= What to work on =
If a line in the data holds "time", copy that line out in full.

= Data =
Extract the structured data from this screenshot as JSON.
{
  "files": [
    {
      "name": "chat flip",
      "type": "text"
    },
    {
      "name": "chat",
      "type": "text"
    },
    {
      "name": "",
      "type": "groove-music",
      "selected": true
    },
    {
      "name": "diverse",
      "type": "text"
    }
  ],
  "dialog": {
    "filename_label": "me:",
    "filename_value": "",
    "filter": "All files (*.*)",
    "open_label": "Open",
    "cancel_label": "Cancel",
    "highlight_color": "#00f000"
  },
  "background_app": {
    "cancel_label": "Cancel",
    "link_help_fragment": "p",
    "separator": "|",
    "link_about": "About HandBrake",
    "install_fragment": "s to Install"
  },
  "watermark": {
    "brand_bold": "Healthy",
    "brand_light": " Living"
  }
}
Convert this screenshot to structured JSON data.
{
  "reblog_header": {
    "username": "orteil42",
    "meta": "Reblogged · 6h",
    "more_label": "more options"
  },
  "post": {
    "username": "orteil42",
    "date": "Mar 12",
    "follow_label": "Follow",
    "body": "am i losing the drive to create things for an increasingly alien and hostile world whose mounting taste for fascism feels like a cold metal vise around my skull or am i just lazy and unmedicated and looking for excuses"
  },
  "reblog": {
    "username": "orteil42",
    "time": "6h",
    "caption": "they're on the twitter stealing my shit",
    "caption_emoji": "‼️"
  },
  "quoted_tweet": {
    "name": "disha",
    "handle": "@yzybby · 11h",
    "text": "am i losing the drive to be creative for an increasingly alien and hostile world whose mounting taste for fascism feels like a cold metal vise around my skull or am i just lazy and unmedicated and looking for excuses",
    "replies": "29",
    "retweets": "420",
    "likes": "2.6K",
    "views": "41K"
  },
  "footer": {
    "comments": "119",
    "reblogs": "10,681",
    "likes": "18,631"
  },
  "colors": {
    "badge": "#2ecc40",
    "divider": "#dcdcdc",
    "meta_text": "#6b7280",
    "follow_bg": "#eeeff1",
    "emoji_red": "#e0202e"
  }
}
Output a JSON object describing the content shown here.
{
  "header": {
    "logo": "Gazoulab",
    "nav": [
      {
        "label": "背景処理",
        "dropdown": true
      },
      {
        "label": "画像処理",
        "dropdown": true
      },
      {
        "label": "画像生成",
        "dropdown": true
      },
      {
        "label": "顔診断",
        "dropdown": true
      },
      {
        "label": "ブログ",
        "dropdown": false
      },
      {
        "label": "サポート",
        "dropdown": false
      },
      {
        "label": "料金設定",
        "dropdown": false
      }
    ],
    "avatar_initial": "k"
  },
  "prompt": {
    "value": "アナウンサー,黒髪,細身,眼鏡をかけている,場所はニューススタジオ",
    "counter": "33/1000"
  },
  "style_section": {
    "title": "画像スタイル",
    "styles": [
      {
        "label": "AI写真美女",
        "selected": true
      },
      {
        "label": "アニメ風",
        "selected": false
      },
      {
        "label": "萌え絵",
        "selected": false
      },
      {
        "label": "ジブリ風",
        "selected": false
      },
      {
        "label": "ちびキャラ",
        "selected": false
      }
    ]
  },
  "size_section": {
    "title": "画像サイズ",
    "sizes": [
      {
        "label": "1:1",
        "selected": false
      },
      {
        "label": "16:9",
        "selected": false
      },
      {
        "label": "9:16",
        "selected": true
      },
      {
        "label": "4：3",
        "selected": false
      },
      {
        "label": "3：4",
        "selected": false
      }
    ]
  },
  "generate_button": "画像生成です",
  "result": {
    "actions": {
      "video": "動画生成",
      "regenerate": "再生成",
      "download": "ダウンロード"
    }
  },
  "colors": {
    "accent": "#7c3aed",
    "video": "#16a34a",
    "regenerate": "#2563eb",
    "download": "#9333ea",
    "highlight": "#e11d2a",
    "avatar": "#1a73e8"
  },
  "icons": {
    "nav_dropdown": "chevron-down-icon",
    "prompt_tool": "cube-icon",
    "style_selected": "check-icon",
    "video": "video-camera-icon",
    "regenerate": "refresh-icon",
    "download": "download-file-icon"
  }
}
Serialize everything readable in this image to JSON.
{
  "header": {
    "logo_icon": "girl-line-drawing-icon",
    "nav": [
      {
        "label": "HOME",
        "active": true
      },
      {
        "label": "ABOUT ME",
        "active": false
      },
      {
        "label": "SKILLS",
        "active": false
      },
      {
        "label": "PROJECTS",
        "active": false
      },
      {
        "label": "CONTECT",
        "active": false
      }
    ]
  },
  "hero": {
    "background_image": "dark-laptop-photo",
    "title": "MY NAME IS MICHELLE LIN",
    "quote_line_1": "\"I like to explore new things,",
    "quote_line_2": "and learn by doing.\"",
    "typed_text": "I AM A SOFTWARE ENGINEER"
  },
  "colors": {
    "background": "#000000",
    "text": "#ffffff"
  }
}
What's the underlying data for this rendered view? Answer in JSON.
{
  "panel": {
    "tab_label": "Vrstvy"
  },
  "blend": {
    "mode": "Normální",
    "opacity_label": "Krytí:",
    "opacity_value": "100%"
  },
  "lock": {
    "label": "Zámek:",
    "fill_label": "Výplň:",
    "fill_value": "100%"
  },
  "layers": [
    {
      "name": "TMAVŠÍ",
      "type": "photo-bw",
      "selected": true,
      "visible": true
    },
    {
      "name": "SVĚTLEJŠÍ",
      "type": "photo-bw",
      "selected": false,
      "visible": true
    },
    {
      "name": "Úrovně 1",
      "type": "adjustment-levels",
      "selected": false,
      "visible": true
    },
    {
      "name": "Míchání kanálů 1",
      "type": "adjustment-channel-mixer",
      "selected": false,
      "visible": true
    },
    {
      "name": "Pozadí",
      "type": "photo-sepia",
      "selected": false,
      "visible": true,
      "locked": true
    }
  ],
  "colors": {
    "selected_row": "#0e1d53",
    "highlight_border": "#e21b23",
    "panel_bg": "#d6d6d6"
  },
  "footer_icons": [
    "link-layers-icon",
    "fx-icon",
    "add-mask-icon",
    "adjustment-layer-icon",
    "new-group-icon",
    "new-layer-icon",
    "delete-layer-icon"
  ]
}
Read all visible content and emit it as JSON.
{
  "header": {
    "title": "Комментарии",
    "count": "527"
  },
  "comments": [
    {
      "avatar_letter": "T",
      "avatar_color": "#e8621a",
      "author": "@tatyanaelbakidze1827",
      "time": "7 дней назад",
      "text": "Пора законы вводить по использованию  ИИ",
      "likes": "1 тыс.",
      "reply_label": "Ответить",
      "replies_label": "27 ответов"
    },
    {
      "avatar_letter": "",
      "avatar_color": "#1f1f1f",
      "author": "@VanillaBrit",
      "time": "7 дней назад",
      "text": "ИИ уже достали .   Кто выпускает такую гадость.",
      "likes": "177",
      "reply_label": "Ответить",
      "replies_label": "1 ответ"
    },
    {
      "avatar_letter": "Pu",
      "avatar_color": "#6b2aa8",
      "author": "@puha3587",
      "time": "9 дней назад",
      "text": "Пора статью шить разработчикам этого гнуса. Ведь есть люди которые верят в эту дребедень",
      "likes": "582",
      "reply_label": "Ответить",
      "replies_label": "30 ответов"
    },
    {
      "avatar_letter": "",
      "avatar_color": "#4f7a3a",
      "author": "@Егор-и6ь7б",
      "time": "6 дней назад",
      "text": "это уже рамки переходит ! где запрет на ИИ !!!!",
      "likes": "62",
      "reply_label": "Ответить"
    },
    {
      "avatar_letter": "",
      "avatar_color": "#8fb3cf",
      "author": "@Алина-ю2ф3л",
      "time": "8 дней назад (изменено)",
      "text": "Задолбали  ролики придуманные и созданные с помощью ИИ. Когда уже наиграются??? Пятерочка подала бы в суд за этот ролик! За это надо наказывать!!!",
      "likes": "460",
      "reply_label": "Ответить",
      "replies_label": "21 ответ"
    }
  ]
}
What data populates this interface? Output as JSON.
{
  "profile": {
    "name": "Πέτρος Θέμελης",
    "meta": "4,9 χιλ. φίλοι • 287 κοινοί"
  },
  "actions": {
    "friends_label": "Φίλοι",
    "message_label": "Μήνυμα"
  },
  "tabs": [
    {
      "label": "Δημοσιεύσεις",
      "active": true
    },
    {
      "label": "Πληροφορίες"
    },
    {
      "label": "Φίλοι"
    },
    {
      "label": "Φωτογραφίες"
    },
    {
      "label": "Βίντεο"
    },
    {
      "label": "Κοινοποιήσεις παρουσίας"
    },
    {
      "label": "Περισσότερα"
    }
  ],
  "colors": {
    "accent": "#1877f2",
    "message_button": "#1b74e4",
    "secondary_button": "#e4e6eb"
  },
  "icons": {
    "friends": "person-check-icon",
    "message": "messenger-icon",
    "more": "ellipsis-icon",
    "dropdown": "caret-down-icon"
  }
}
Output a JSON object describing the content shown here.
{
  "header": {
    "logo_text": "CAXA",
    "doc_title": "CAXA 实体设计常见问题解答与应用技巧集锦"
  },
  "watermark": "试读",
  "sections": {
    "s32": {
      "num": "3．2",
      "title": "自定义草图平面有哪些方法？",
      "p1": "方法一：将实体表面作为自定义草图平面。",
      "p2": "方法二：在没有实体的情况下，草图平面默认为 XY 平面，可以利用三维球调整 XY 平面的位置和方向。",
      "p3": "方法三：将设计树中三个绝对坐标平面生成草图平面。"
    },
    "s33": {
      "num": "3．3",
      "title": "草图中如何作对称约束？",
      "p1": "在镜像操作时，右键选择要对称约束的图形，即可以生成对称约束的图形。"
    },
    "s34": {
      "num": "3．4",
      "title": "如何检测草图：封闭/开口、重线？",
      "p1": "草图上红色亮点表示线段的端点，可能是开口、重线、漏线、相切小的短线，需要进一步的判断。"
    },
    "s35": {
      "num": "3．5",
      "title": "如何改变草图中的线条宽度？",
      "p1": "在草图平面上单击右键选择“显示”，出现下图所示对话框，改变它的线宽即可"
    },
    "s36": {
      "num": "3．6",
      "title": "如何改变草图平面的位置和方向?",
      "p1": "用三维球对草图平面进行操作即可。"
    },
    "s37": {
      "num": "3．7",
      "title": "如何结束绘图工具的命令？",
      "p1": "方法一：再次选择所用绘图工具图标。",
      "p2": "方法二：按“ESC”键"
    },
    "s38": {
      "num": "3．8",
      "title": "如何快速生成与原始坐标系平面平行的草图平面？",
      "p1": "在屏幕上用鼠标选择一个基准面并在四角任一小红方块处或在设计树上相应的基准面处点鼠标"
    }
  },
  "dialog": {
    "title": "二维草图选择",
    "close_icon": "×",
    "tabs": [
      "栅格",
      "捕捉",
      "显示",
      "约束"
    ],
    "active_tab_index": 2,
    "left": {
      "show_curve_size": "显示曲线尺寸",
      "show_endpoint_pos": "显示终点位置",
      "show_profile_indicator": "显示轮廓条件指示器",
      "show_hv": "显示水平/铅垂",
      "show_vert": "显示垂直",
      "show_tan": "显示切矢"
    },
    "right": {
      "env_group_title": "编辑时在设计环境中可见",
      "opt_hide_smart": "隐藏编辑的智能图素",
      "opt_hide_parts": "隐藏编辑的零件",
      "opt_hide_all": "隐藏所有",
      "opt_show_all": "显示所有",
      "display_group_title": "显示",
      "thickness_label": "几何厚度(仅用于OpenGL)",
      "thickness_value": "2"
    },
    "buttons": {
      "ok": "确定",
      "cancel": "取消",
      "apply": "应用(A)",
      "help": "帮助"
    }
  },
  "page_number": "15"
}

= Response for this exercise =
    "time": "6h",
      "time": "7 дней назад",
      "time": "7 дней назад",
      "time": "9 дней назад",
      "time": "6 дней назад",
      "time": "8 дней назад (изменено)",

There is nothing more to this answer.